One more word on the print newspaper world. We are often asked on these calls about the impact of newsprint prices on our operating model. As the print side of our business has declined so has our operating sensitivity to fluctuations in newsprint supply and pricing, now less than 4% of our operating expense, down from 20% at the peak of print newspaper revenues more than a decade ago.
Nonetheless, policies such as the newsprint tariffs announced by the administration earlier this year are unhelpful we believe, both to free market and to public policy. We oppose them and we have made our position clear to the administration. We say this as an equity owner of one of the few remaining U.S. domestic newsprint producers. So one might assume we would be on the other side of this issue, but we are not. Public policy that makes these input prices more costly at a time of great stress in this industry harms our local communities and is against the public interest.
Interesting. The company is guiding towards higher print costs, including increases in pricing coming from Canadian mills. #MAGA!!
B. Cost Controls. This company has all of the makings of a company in triage. Operating expenses were down 8.4%. The company outsourced printing operations. It entered into a sale leaseback transaction, pursuant to which $13 million of proceeds is being offered to the company’s senior secured noteholders in a tender offer at par. It sold off some intellectual property (CareerBuilder LLC). All of this is meant to buy the company time to effectuate its digital transformation.
C. Ad Spend. This should come as a surprise to nobody that follows the world of restructuring but the trickle-down effect of battered grocery and retail is notable here.

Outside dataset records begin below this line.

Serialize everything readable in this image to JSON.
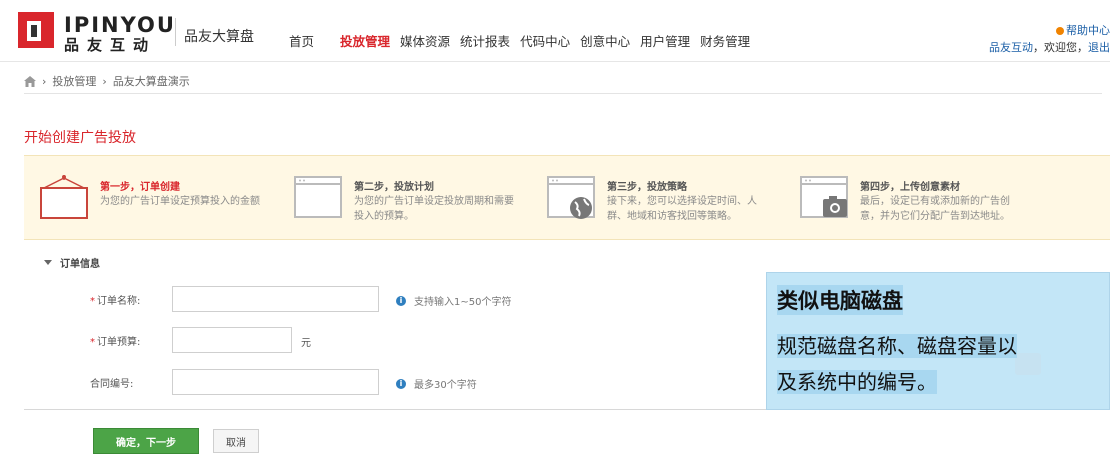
{
  "header": {
    "brand_en": "IPINYOU",
    "brand_cn": "品友互动",
    "product": "品友大算盘",
    "nav": [
      "首页",
      "投放管理",
      "媒体资源",
      "统计报表",
      "代码中心",
      "创意中心",
      "用户管理",
      "财务管理"
    ],
    "help": "帮助中心",
    "user_company": "品友互动",
    "welcome": "，欢迎您，",
    "logout": "退出"
  },
  "breadcrumb": {
    "items": [
      "投放管理",
      "品友大算盘演示"
    ]
  },
  "page_title": "开始创建广告投放",
  "steps": [
    {
      "title": "第一步，订单创建",
      "desc": "为您的广告订单设定预算投入的金额"
    },
    {
      "title": "第二步，投放计划",
      "desc": "为您的广告订单设定投放周期和需要投入的预算。"
    },
    {
      "title": "第三步，投放策略",
      "desc": "接下来，您可以选择设定时间、人群、地域和访客找回等策略。"
    },
    {
      "title": "第四步，上传创意素材",
      "desc": "最后，设定已有或添加新的广告创意，并为它们分配广告到达地址。"
    }
  ],
  "form": {
    "section_title": "订单信息",
    "order_name_label": "订单名称:",
    "order_name_hint": "支持输入1~50个字符",
    "order_budget_label": "订单预算:",
    "order_budget_unit": "元",
    "contract_label": "合同编号:",
    "contract_hint": "最多30个字符",
    "required_mark": "*",
    "order_name_value": "",
    "order_budget_value": "",
    "contract_value": ""
  },
  "buttons": {
    "next": "确定，下一步",
    "cancel": "取消"
  },
  "callout": {
    "title": "类似电脑磁盘",
    "line1": "规范磁盘名称、磁盘容量以",
    "line2": "及系统中的编号。"
  },
  "colors": {
    "accent_red": "#d9262c",
    "link_blue": "#1a5ea6",
    "step_bg": "#fff8e4",
    "button_green": "#4ca447",
    "callout_bg": "#bee4f6"
  }
}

This is the company’s statement about the higher-than-expected ad spend decline:
I mean retail results were disappointing. Obviously, that’s something that we’ve been seeing for some time now. Total retail revenues finished a bit better actually in Q1 and Q4, but that was driven entirely by digital growth. Revenue from preprints delivered with the newspaper actually got worse. And as Elaine said, our direct marketing circulars delivered to non-subscribers also softened. So our retail customers are facing some tough citing and it continues to have an impact on our print products. And some of those advertisers obviously in direct marketing are the same as the ones that are in the print newspaper, and their troubles affect both.
In retail print revenue, our largest declines were coming from the food and drug department store category, and we’ve seen that strand for a while. Preprints took a steeper decline in Q1. And then we’ve seen in previous quarters down about 38% over last year. Again though due to continued losses from the major department stores like Macy's, Sears, Stein Mart, Penne and stores no longer in business that were rolling over from last year like hhgregg and Toys "R" Us, or at least going in bankruptcy, Toys "R" Us is still struggling.

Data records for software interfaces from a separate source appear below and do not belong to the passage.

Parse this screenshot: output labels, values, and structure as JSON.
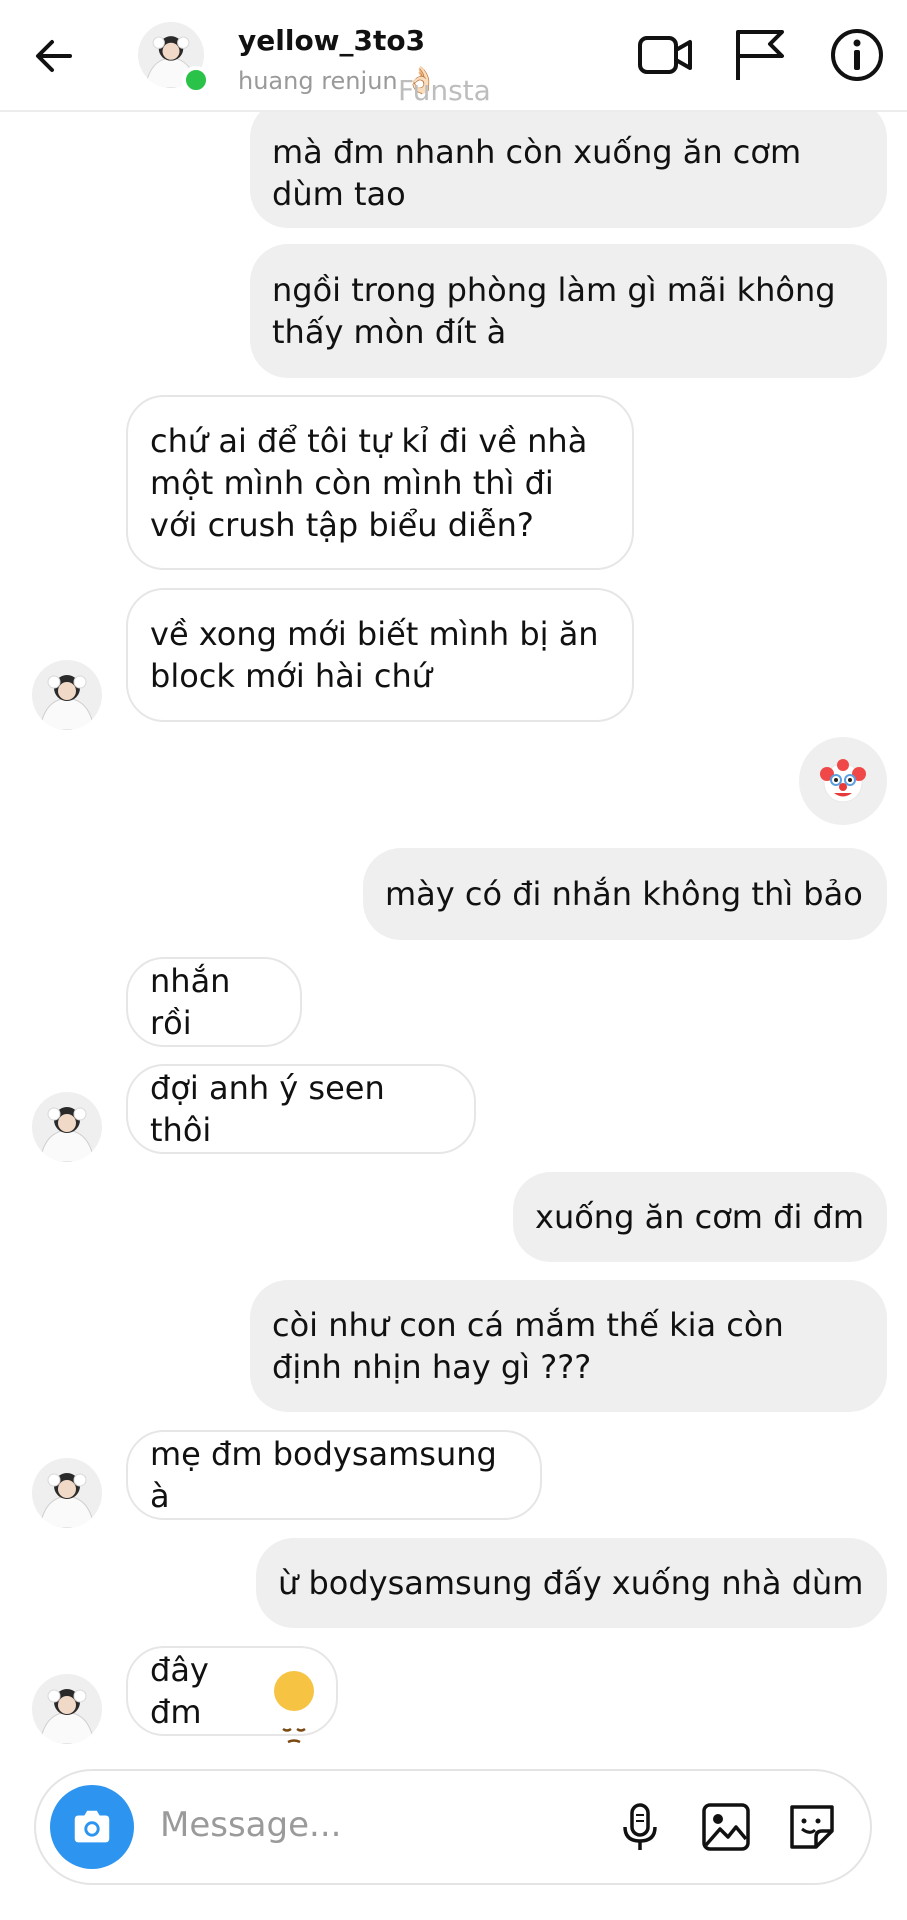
{
  "header": {
    "username": "yellow_3to3",
    "real_name": "huang renjun",
    "real_name_emoji": "👌🏻",
    "watermark": "Funsta"
  },
  "composer": {
    "placeholder": "Message..."
  },
  "colors": {
    "accent": "#2d95f0",
    "online": "#2bc24a",
    "outgoing_bubble": "#efefef"
  },
  "messages": [
    {
      "side": "out",
      "text": "mà đm nhanh còn xuống ăn cơm\ndùm tao"
    },
    {
      "side": "out",
      "text": "ngồi trong phòng làm gì mãi không\nthấy mòn đít à"
    },
    {
      "side": "in",
      "text": "chứ ai để tôi tự kỉ đi về nhà\nmột mình còn mình thì đi\nvới crush tập biểu diễn?"
    },
    {
      "side": "in",
      "text": "về xong mới biết mình bị ăn\nblock mới hài chứ"
    },
    {
      "side": "out",
      "text": "🤡"
    },
    {
      "side": "out",
      "text": "mày có đi nhắn không thì bảo"
    },
    {
      "side": "in",
      "text": "nhắn rồi"
    },
    {
      "side": "in",
      "text": "đợi anh ý seen thôi"
    },
    {
      "side": "out",
      "text": "xuống ăn cơm đi đm"
    },
    {
      "side": "out",
      "text": "còi như con cá mắm thế kia còn\nđịnh nhịn hay gì ???"
    },
    {
      "side": "in",
      "text": "mẹ đm bodysamsung à"
    },
    {
      "side": "out",
      "text": "ừ bodysamsung đấy xuống nhà dùm"
    },
    {
      "side": "in",
      "text": "đây đm"
    }
  ]
}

And so in preprints or about 12% of total advertising revenues, so when that gets hit that’s of percentage, it takes the whole category down. So mostly I think a story on the retail side, Avi, and continuing pressure on the print part of that business.
The company continued,
We sometimes talk about the importance of our role in local communities and with our neighbors, and these are the places we live where our employees are residents all across the country. The impact on local retail across the country has been, as you know, very widespread. This is an earnings call about a news and information company. So it’s the wrong place to talk about those underlying trends. But I would say we’re super aware of them. We obviously bare the impact from an advertising perspective, which also having a big impact on our communities. And that’s something that we’re extremely aware of as in many cases the leading local news and information company in those communities.
We appreciated the reminder. Jokes abound about the #retailapocalypse. For many local communities, the far-reaching effects of such are no laughing matter.